Saved data entries
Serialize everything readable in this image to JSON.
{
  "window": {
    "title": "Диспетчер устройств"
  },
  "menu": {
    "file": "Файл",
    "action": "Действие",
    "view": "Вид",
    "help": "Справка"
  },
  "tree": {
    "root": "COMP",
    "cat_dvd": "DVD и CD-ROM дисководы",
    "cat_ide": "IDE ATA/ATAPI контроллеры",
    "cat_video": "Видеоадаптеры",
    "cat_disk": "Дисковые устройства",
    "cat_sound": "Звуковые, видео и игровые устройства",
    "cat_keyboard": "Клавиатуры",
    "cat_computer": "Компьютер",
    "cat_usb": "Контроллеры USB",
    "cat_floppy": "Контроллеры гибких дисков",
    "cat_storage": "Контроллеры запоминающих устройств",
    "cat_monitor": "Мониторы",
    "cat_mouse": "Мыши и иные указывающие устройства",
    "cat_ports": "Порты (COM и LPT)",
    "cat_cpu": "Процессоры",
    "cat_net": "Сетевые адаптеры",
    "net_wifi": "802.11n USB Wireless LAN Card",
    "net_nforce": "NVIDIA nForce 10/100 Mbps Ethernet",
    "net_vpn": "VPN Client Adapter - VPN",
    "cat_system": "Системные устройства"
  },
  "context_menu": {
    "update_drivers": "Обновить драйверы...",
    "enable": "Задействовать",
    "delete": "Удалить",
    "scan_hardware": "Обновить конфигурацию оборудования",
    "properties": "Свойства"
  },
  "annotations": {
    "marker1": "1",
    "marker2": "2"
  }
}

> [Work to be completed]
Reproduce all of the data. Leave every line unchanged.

> [Problem solution]
Serialize everything readable in this image to JSON.
{
  "window": {
    "title": "Диспетчер устройств"
  },
  "menu": {
    "file": "Файл",
    "action": "Действие",
    "view": "Вид",
    "help": "Справка"
  },
  "tree": {
    "root": "COMP",
    "cat_dvd": "DVD и CD-ROM дисководы",
    "cat_ide": "IDE ATA/ATAPI контроллеры",
    "cat_video": "Видеоадаптеры",
    "cat_disk": "Дисковые устройства",
    "cat_sound": "Звуковые, видео и игровые устройства",
    "cat_keyboard": "Клавиатуры",
    "cat_computer": "Компьютер",
    "cat_usb": "Контроллеры USB",
    "cat_floppy": "Контроллеры гибких дисков",
    "cat_storage": "Контроллеры запоминающих устройств",
    "cat_monitor": "Мониторы",
    "cat_mouse": "Мыши и иные указывающие устройства",
    "cat_ports": "Порты (COM и LPT)",
    "cat_cpu": "Процессоры",
    "cat_net": "Сетевые адаптеры",
    "net_wifi": "802.11n USB Wireless LAN Card",
    "net_nforce": "NVIDIA nForce 10/100 Mbps Ethernet",
    "net_vpn": "VPN Client Adapter - VPN",
    "cat_system": "Системные устройства"
  },
  "context_menu": {
    "update_drivers": "Обновить драйверы...",
    "enable": "Задействовать",
    "delete": "Удалить",
    "scan_hardware": "Обновить конфигурацию оборудования",
    "properties": "Свойства"
  },
  "annotations": {
    "marker1": "1",
    "marker2": "2"
  }
}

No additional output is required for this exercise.